There have been numerous times in my life when I think “Why me?” (or “Why not me?”), but this week is one of those times when I feel very fortunate and privileged. I have a brilliant family (and a very cute cat), and it seems like everything has fallen into place in the work area. The past 18 months have been a tad less than perfect on this front, but it seems that it might have been worth the wait.
I often reflect on things I’ve done and/or said and realised that I could have been a bit more “wise” about it (as suggested by a Board member in Surabaya), and I’ve made some horrible mistakes in dealing with people. But, on many other occasions, if I had done things much differently, I would have compromised my principles too much. I remember, at a particularly tough time, in a number of aspects, of my life talking to an American counselor, in Ubud. He listened to my tale, and then said “You’re just not hanging out with the right people”.
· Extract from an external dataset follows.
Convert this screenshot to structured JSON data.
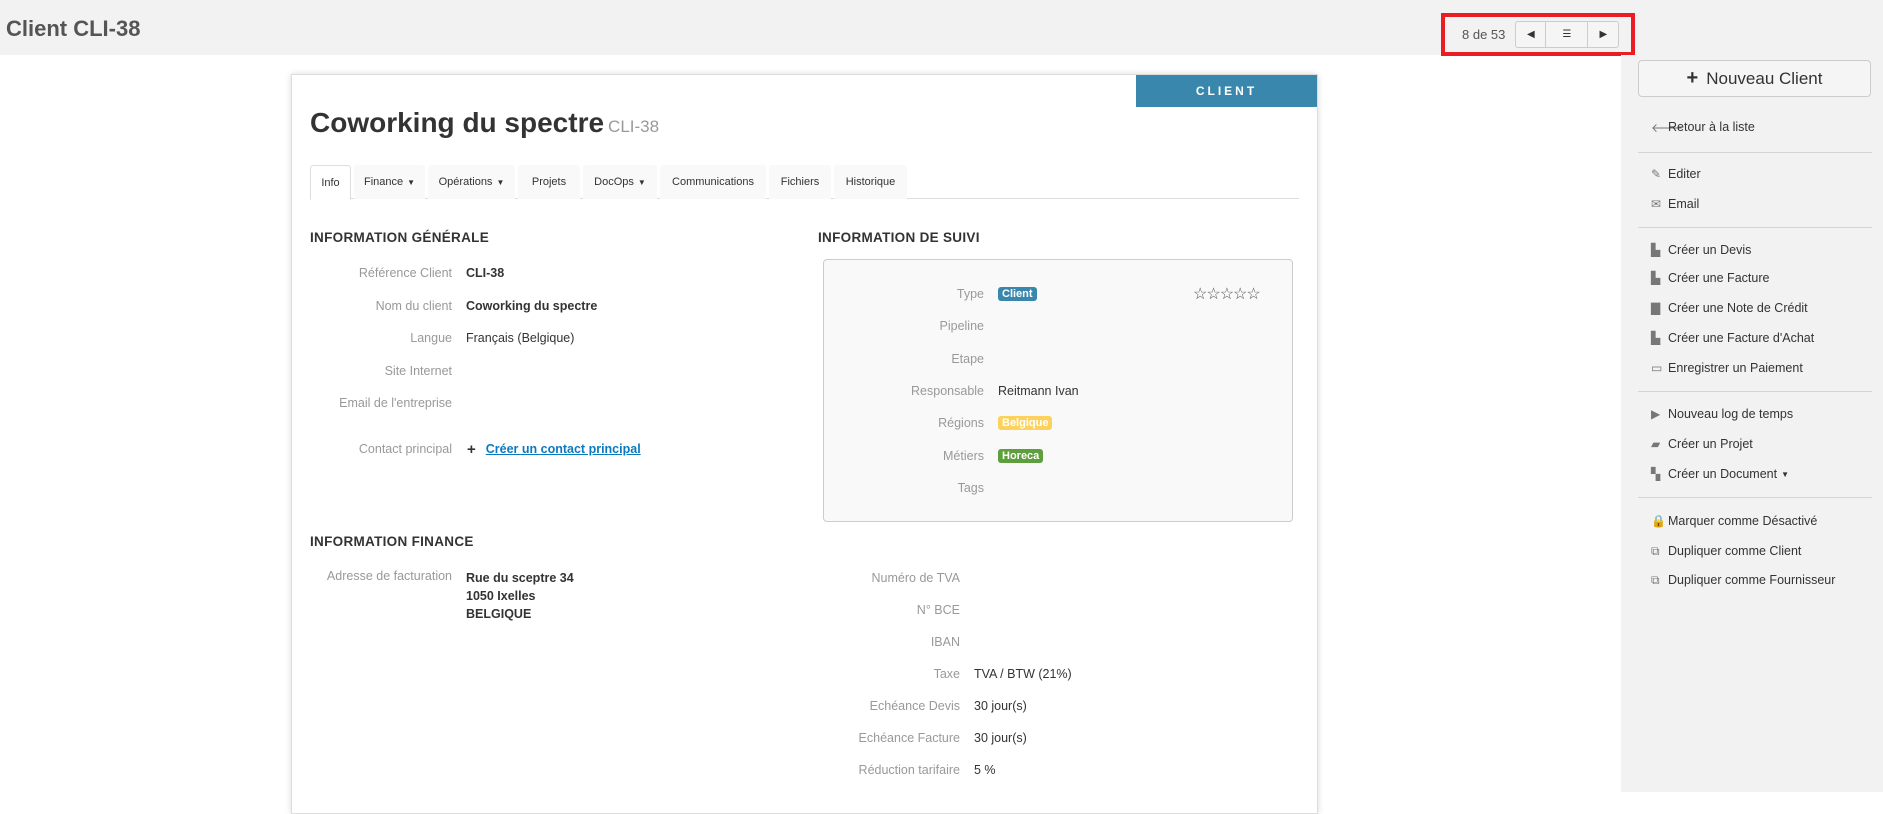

Well, being at an International Baccalaureate conference is definitely hanging out with the right people. I used to say, to my administration colleagues, in Surabaya, I wish that all IB teachers could attend the conferences. Workshops are great, but they don’t give the sense of being part of the world’s greatest learning community that a conference does.
Listening to the stories of James Tooley, who researches “illegal” private schools for the poor around the world, or National Geographic’s “explorer in residence”, Wade Davis, who exhorts us to preserve our humanity by preserving traditional culture and wisdom, or Greg Mortenson, who builds schools in Pakistan and Afganistan is truly inspiring stuff. But, the wonderful experience of being with 800 others who share the vision of what the world should be, and are working towards making it happen, is breath taking.
The final realisation is that, out “there”, are millions of people who, in their own way, are labouring to “create a better and more peaceful world..”, and we will never know a fraction of their stories. I salute them all.